Brandon and Kelly Sheely opened the doors to their wine bar and market late last month, after months of planning and renovation. The City Foxes will be open Wednesday through Friday from 4 to 10 p.m., and Saturday and Sunday 11 a.m. to 10 p.m.
They chose their name after spying on the foxes that ran and played in their city neighborhood, giving them some needed entertainment during the pandemic. The Sheelys wanted to bring a focus on local wine, beer, cider, cheese and art to Waynesboro’s growing downtown business area. They offer a limited but carefully curated selection of Shenandoah Valley and Blue Ridge wines, and will offering tastings as well as bottle sales. Visitors will be able to buy gifts of food and wine as well as bottles of cider and beer, or sample a glass along with food that pairs well: charcuterie boards, panini, hummus and desserts on site. The wine bar is at 414 W. Main Street in Waynesboro. For a detailed menu and flights of wine, visit thecityfoxes.com.
Introduction to Tai Chi
Blue Ridge Tai Chi offers a new slate of classes aimed at those new to the practice. There are free introductory sessions offered this month, with the first hour of class starting the following week, said instructor Lee Felton.
The free sessions are offered Thursday, Sept. 8, at 6:30 p.m. at Tabor Presbyterian Church, and Monday, September 12, at 9 a.m. at Emmanuel Episcopal Church. The ongoing sessions will begin the next Monday and Thursday at the same time and locations, and continue for 12 weeks.
People bring a variety of expectations to their first class, Felton said, depending on goals and whatever they’ve been exposed to about Tai Chi. “At the simplest level, daily Tai Chi practice can noticeably benefit ease of movement, flexibility and balance. It can also reduce stress and anxiety, and enhance immune system and cardiovascular function.”
Those who have benefited from Tai Chi have called it meditation in motion, swimming in air, and acupuncture from the inside out. “The practice dates back more than 5,000 years,” Felton said, “but it’s a great tool for surviving and thriving in the 21st Century.”
Glass Art at the Artisan Depot
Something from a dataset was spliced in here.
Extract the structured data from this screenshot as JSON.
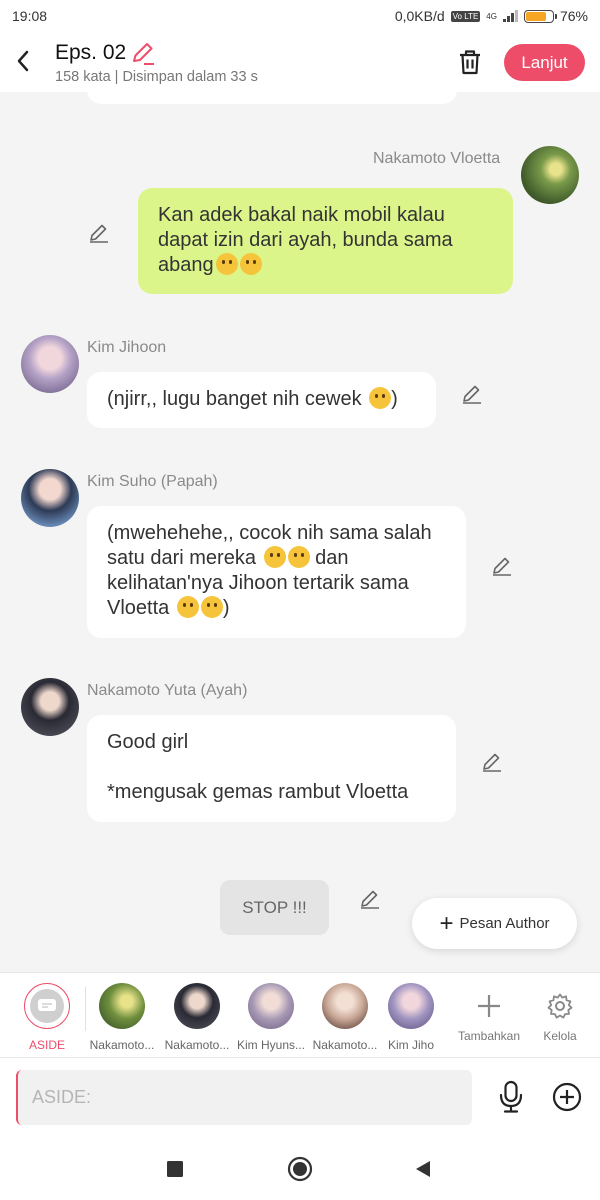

Those who’ve been fascinated by the glass studio at the McGuffey Art Center can see works by the artist closer to home at The Crozet Artisan Depot in September. Vee Osvalds is the guest artist, and his work will remain there throughout the month. Osvalds’ show, “Stained Glass in the Dalle-de-Verre Technique,” features pieces assembled from one-inch-thick slabs of glass, called “Dalles” that are broken or sawn into shapes for designs. The edges of the glass are faceted so that light will be refracted through them, then placed in a mold and finished with resin. When the resin hardens the finished piece can be held up to the light.
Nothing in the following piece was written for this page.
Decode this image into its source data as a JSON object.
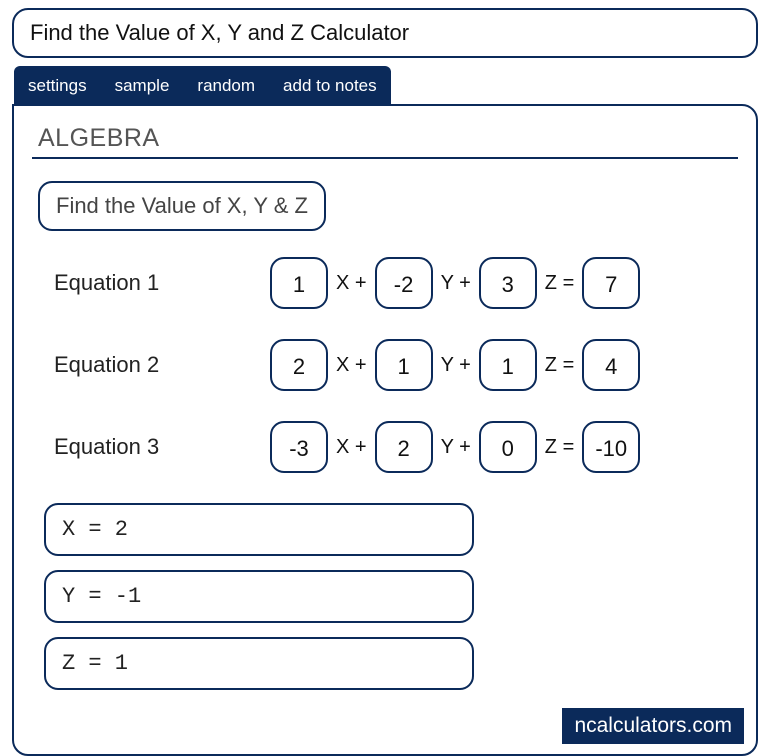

The one-inch glass used in this technique is much thicker than standard glass, so the resulting colors are much richer and deeper when placed in strong sunlight.
Osvalds became interested in stained glass while living in Europe in 1972, where visits to many of the great cathedrals inspired an interest in art glass. After years of training, Osvalds opened his own studio at the McGuffey Art Center in 1980.
The Brownsville Market is under new management. Ali Lutus, who bought the popular business from Chris Suh a few months ago, has kept the regular employees and the sought-after fried chicken and sides.
“Eat Heal Glo,” a plant-based restaurant and health center, will not be opening up in the former Trey’s Restaurant as previously planned, said business owner Nancy Bond. She’s looking for a place to operate her health-centered catering business. Landlord Mark Green, who owns the property, said there’s no news to release yet about another business coming there or to the former Crozet Tack and Saddle.
The Crozet Grow Shop has opened adjacent to the Skyline Apothecary on Route 250, with products for the home gardener and grower.